The Effect of Overfishing on Ocean Food Webs

The Effect of Overfishing on Ocean Food Webs

Overfishing has become a serious issue around the world. It is defined as the unsustainable level of fishing that reduces fish stocks to below acceptable levels. Overfishing has a significant impact on marine ecosystems, especially on the food webs that exist within them. This article aims to explain the effect of overfishing on ocean food webs.

What is a Food Web?

A food web is a complex network of organisms that exist together in a particular ecosystem. It is a representation of the flow of energy between different species of organisms and their interactions with each other.
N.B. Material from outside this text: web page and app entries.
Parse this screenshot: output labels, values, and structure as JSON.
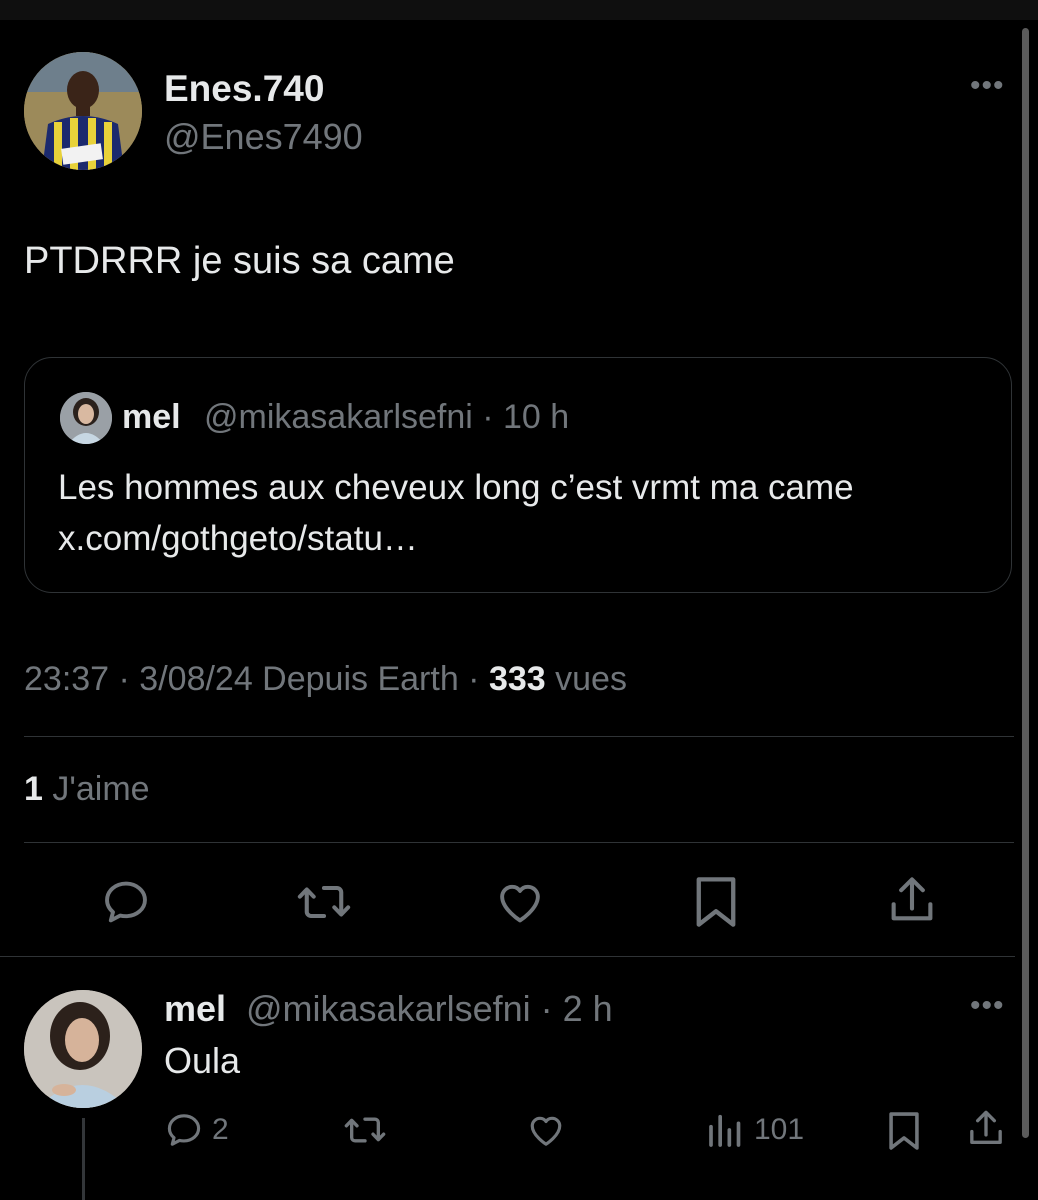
{
  "tweet": {
    "display_name": "Enes.740",
    "handle": "@Enes7490",
    "text": "PTDRRR je suis sa came",
    "avatar_icon": "footballer-avatar",
    "more_icon": "•••",
    "quote": {
      "display_name": "mel",
      "meta": "@mikasakarlsefni · 10 h",
      "text_line1": "Les hommes aux cheveux long c’est vrmt ma came",
      "text_line2": "x.com/gothgeto/statu…",
      "avatar_icon": "woman-avatar"
    },
    "timestamp": "23:37 · 3/08/24 Depuis Earth · ",
    "views_count": "333",
    "views_label": " vues",
    "likes_count": "1",
    "likes_label": " J'aime",
    "actions": [
      "reply-icon",
      "retweet-icon",
      "like-icon",
      "bookmark-icon",
      "share-icon"
    ]
  },
  "reply": {
    "display_name": "mel",
    "meta": "@mikasakarlsefni · 2 h",
    "text": "Oula",
    "avatar_icon": "woman-avatar",
    "more_icon": "•••",
    "reply_count": "2",
    "views_count": "101",
    "actions": [
      "reply-icon",
      "retweet-icon",
      "like-icon",
      "views-icon",
      "bookmark-icon",
      "share-icon"
    ]
  },
  "colors": {
    "background": "#000000",
    "text_primary": "#e7e9ea",
    "text_secondary": "#71767b",
    "border": "#2f3336"
  }
}
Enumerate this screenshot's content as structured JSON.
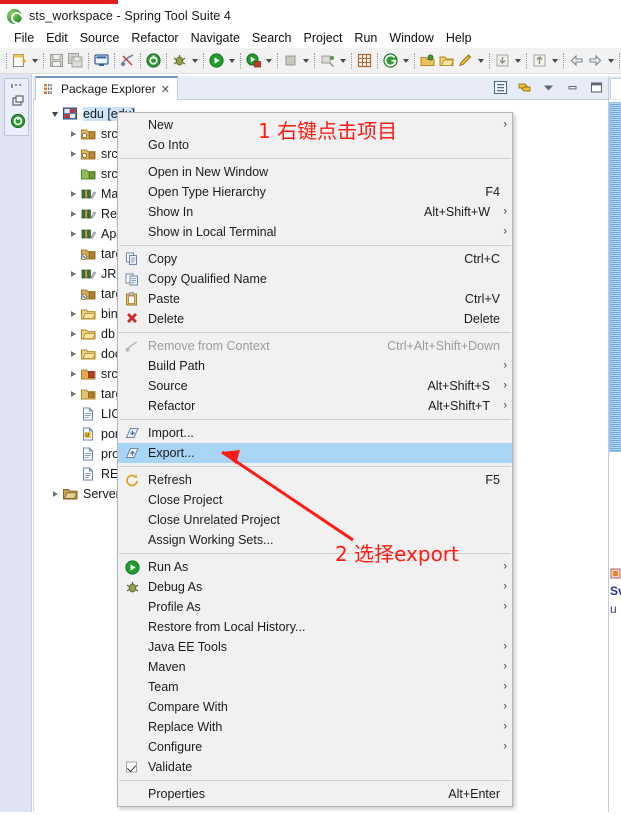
{
  "window": {
    "title": "sts_workspace - Spring Tool Suite 4",
    "app_icon": "spring-logo-icon"
  },
  "menubar": {
    "items": [
      "File",
      "Edit",
      "Source",
      "Refactor",
      "Navigate",
      "Search",
      "Project",
      "Run",
      "Window",
      "Help"
    ]
  },
  "toolbar": {
    "groups": [
      {
        "icons": [
          "new-wizard-icon"
        ],
        "arrow_after": true
      },
      {
        "icons": [
          "save-icon",
          "save-all-icon"
        ],
        "arrow_after": false
      },
      {
        "icons": [
          "console-icon"
        ],
        "arrow_after": false
      },
      {
        "icons": [
          "skip-breakpoints-icon"
        ],
        "arrow_after": false
      },
      {
        "icons": [
          "boot-dashboard-icon"
        ],
        "arrow_after": false
      },
      {
        "icons": [
          "debug-icon"
        ],
        "arrow_after": true
      },
      {
        "icons": [
          "run-icon"
        ],
        "arrow_after": true
      },
      {
        "icons": [
          "run-external-tools-icon"
        ],
        "arrow_after": true
      },
      {
        "icons": [
          "terminate-icon"
        ],
        "arrow_after": true
      },
      {
        "icons": [
          "publish-icon"
        ],
        "arrow_after": true
      },
      {
        "icons": [
          "new-package-icon"
        ],
        "arrow_after": false
      },
      {
        "icons": [
          "git-repo-icon"
        ],
        "arrow_after": true
      },
      {
        "icons": [
          "open-type-icon",
          "open-folder-icon",
          "search-pencil-icon"
        ],
        "arrow_after": true
      },
      {
        "icons": [
          "previous-annotation-icon"
        ],
        "arrow_after": true
      },
      {
        "icons": [
          "next-annotation-icon"
        ],
        "arrow_after": true
      },
      {
        "icons": [
          "back-icon",
          "forward-icon"
        ],
        "arrow_after": true
      },
      {
        "icons": [
          "last-edit-icon"
        ],
        "arrow_after": false
      }
    ]
  },
  "rail": {
    "items": [
      "restore-perspective-icon",
      "boot-dashboard-icon"
    ]
  },
  "explorer": {
    "tab_label": "Package Explorer",
    "tab_icon": "package-explorer-icon",
    "close_glyph": "✕",
    "view_tools": [
      "collapse-all-icon",
      "link-with-editor-icon",
      "view-menu-icon",
      "minimize-icon",
      "maximize-icon"
    ],
    "tree": [
      {
        "indent": 0,
        "twisty": "open",
        "icon": "java-project-icon",
        "label": "edu [edu]"
      },
      {
        "indent": 1,
        "twisty": "closed",
        "icon": "source-folder-icon",
        "label": "src/"
      },
      {
        "indent": 1,
        "twisty": "closed",
        "icon": "source-folder-icon",
        "label": "src/"
      },
      {
        "indent": 1,
        "twisty": "none",
        "icon": "source-folder-warn-icon",
        "label": "src/"
      },
      {
        "indent": 1,
        "twisty": "closed",
        "icon": "library-icon",
        "label": "Mav"
      },
      {
        "indent": 1,
        "twisty": "closed",
        "icon": "library-icon",
        "label": "Refe"
      },
      {
        "indent": 1,
        "twisty": "closed",
        "icon": "library-icon",
        "label": "Apa"
      },
      {
        "indent": 1,
        "twisty": "none",
        "icon": "source-folder-excl-icon",
        "label": "targ"
      },
      {
        "indent": 1,
        "twisty": "closed",
        "icon": "library-icon",
        "label": "JRE "
      },
      {
        "indent": 1,
        "twisty": "none",
        "icon": "source-folder-excl-icon",
        "label": "targ"
      },
      {
        "indent": 1,
        "twisty": "closed",
        "icon": "folder-icon",
        "label": "bin"
      },
      {
        "indent": 1,
        "twisty": "closed",
        "icon": "folder-icon",
        "label": "db"
      },
      {
        "indent": 1,
        "twisty": "closed",
        "icon": "folder-icon",
        "label": "doc"
      },
      {
        "indent": 1,
        "twisty": "closed",
        "icon": "folder-src-icon",
        "label": "src"
      },
      {
        "indent": 1,
        "twisty": "closed",
        "icon": "folder-excl-icon",
        "label": "targ"
      },
      {
        "indent": 1,
        "twisty": "none",
        "icon": "file-icon",
        "label": "LICE"
      },
      {
        "indent": 1,
        "twisty": "none",
        "icon": "pom-file-icon",
        "label": "pom"
      },
      {
        "indent": 1,
        "twisty": "none",
        "icon": "file-icon",
        "label": "prog"
      },
      {
        "indent": 1,
        "twisty": "none",
        "icon": "file-icon",
        "label": "REA"
      },
      {
        "indent": 0,
        "twisty": "closed",
        "icon": "servers-folder-icon",
        "label": "Servers"
      }
    ]
  },
  "right_panel": {
    "icon": "warning-file-icon",
    "line1": "Sv",
    "line2": "u"
  },
  "context_menu": {
    "items": [
      {
        "kind": "item",
        "label": "New",
        "accel": "",
        "submenu": true,
        "icon": "",
        "disabled": false
      },
      {
        "kind": "item",
        "label": "Go Into",
        "accel": "",
        "submenu": false,
        "icon": "",
        "disabled": false
      },
      {
        "kind": "sep"
      },
      {
        "kind": "item",
        "label": "Open in New Window",
        "accel": "",
        "submenu": false,
        "icon": "",
        "disabled": false
      },
      {
        "kind": "item",
        "label": "Open Type Hierarchy",
        "accel": "F4",
        "submenu": false,
        "icon": "",
        "disabled": false
      },
      {
        "kind": "item",
        "label": "Show In",
        "accel": "Alt+Shift+W",
        "submenu": true,
        "icon": "",
        "disabled": false
      },
      {
        "kind": "item",
        "label": "Show in Local Terminal",
        "accel": "",
        "submenu": true,
        "icon": "",
        "disabled": false
      },
      {
        "kind": "sep"
      },
      {
        "kind": "item",
        "label": "Copy",
        "accel": "Ctrl+C",
        "submenu": false,
        "icon": "copy-icon",
        "disabled": false
      },
      {
        "kind": "item",
        "label": "Copy Qualified Name",
        "accel": "",
        "submenu": false,
        "icon": "copy-qualified-icon",
        "disabled": false
      },
      {
        "kind": "item",
        "label": "Paste",
        "accel": "Ctrl+V",
        "submenu": false,
        "icon": "paste-icon",
        "disabled": false
      },
      {
        "kind": "item",
        "label": "Delete",
        "accel": "Delete",
        "submenu": false,
        "icon": "delete-icon",
        "disabled": false
      },
      {
        "kind": "sep"
      },
      {
        "kind": "item",
        "label": "Remove from Context",
        "accel": "Ctrl+Alt+Shift+Down",
        "submenu": false,
        "icon": "remove-context-icon",
        "disabled": true
      },
      {
        "kind": "item",
        "label": "Build Path",
        "accel": "",
        "submenu": true,
        "icon": "",
        "disabled": false
      },
      {
        "kind": "item",
        "label": "Source",
        "accel": "Alt+Shift+S",
        "submenu": true,
        "icon": "",
        "disabled": false
      },
      {
        "kind": "item",
        "label": "Refactor",
        "accel": "Alt+Shift+T",
        "submenu": true,
        "icon": "",
        "disabled": false
      },
      {
        "kind": "sep"
      },
      {
        "kind": "item",
        "label": "Import...",
        "accel": "",
        "submenu": false,
        "icon": "import-icon",
        "disabled": false
      },
      {
        "kind": "item",
        "label": "Export...",
        "accel": "",
        "submenu": false,
        "icon": "export-icon",
        "disabled": false,
        "highlighted": true
      },
      {
        "kind": "sep"
      },
      {
        "kind": "item",
        "label": "Refresh",
        "accel": "F5",
        "submenu": false,
        "icon": "refresh-icon",
        "disabled": false
      },
      {
        "kind": "item",
        "label": "Close Project",
        "accel": "",
        "submenu": false,
        "icon": "",
        "disabled": false
      },
      {
        "kind": "item",
        "label": "Close Unrelated Project",
        "accel": "",
        "submenu": false,
        "icon": "",
        "disabled": false
      },
      {
        "kind": "item",
        "label": "Assign Working Sets...",
        "accel": "",
        "submenu": false,
        "icon": "",
        "disabled": false
      },
      {
        "kind": "sep"
      },
      {
        "kind": "item",
        "label": "Run As",
        "accel": "",
        "submenu": true,
        "icon": "run-icon",
        "disabled": false
      },
      {
        "kind": "item",
        "label": "Debug As",
        "accel": "",
        "submenu": true,
        "icon": "debug-icon",
        "disabled": false
      },
      {
        "kind": "item",
        "label": "Profile As",
        "accel": "",
        "submenu": true,
        "icon": "",
        "disabled": false
      },
      {
        "kind": "item",
        "label": "Restore from Local History...",
        "accel": "",
        "submenu": false,
        "icon": "",
        "disabled": false
      },
      {
        "kind": "item",
        "label": "Java EE Tools",
        "accel": "",
        "submenu": true,
        "icon": "",
        "disabled": false
      },
      {
        "kind": "item",
        "label": "Maven",
        "accel": "",
        "submenu": true,
        "icon": "",
        "disabled": false
      },
      {
        "kind": "item",
        "label": "Team",
        "accel": "",
        "submenu": true,
        "icon": "",
        "disabled": false
      },
      {
        "kind": "item",
        "label": "Compare With",
        "accel": "",
        "submenu": true,
        "icon": "",
        "disabled": false
      },
      {
        "kind": "item",
        "label": "Replace With",
        "accel": "",
        "submenu": true,
        "icon": "",
        "disabled": false
      },
      {
        "kind": "item",
        "label": "Configure",
        "accel": "",
        "submenu": true,
        "icon": "",
        "disabled": false
      },
      {
        "kind": "item",
        "label": "Validate",
        "accel": "",
        "submenu": false,
        "icon": "",
        "checked": true,
        "disabled": false
      },
      {
        "kind": "sep"
      },
      {
        "kind": "item",
        "label": "Properties",
        "accel": "Alt+Enter",
        "submenu": false,
        "icon": "",
        "disabled": false
      }
    ],
    "submenu_glyph": "›"
  },
  "annotations": [
    {
      "text": "1 右键点击项目",
      "color": "#ff1a12"
    },
    {
      "text": "2 选择export",
      "color": "#ff1a12"
    }
  ],
  "colors": {
    "accent": "#ff1a12",
    "highlight": "#a8d4f5",
    "menu_bg": "#f1f1f1",
    "rail_bg": "#dfe3f2",
    "tab_bg": "#e7ecf7"
  }
}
At the base of the food web are the primary producers, such as phytoplankton, that convert solar energy into organic matter through photosynthesis. The primary producers are then consumed by a variety of organisms, including zooplankton, small fish, and larger predators. Each species occupies a specific niche in the food web according to their feeding habits.

The Impact of Overfishing on Food Webs

Overfishing can disrupt the balance of a food web by removing certain species of fish, which can cause a ripple effect throughout the ecosystem. For example, if a predator fish species, such as tuna, is overfished, it can result in an abundance of prey species, such as small fish, which can then impact the primary producers. This can lead to an overall decrease in biodiversity and productivity within the ecosystem.

Additionally, overfishing can alter the behavior and feeding habits of organisms within a food web. When predator fish species are overfished, it can lead to an increase in the population of their prey species, which can then have cascading effects on other species within the food web. For example, if there is an increase in the population of small fish due to overfishing of predator fish, there will be more competition for food and space, which can cause a decrease in the population of other small fish species.

Overfishing also has a direct impact on the fishing industry. When fish populations are overfished, it can lead to collapsed fisheries, which can have economic and social consequences for the communities that rely on them. Overfishing can also cause the extinction of certain species of fish, which can lead to the loss of important ecosystem services, such as nutrient cycling, that support human societies.

Solutions to Overfishing

Overfishing is a global issue that requires collective action from governments, the fishing industry, and society as a whole. One solution to overfishing is to implement sustainable fishing practices that allow fish populations to recover and maintain their productivity. This can be achieved through the use of fishing quotas, marine protected areas, and more selective fishing techniques.

Another solution is to reduce demand for certain types of fish, particularly those that are overfished, through consumer education and awareness. This can help to reduce the pressure on fish populations and allow them to recover.

Furthermore, it is important to monitor and regulate fishing activities to ensure compliance with sustainable fishing practices. This requires coordination and cooperation between fishing nations and the management of international waters.


Overfishing has a significant impact on ocean food webs, which can lead to decreased biodiversity, altered behavior and feeding habits, and collapsed fisheries. This issue requires collective action from all stakeholders to address it and ensure sustainable use of marine resources. By implementing sustainable fishing practices and reducing demand for certain types of fish, we can help to protect our oceans and the food webs that exist within them.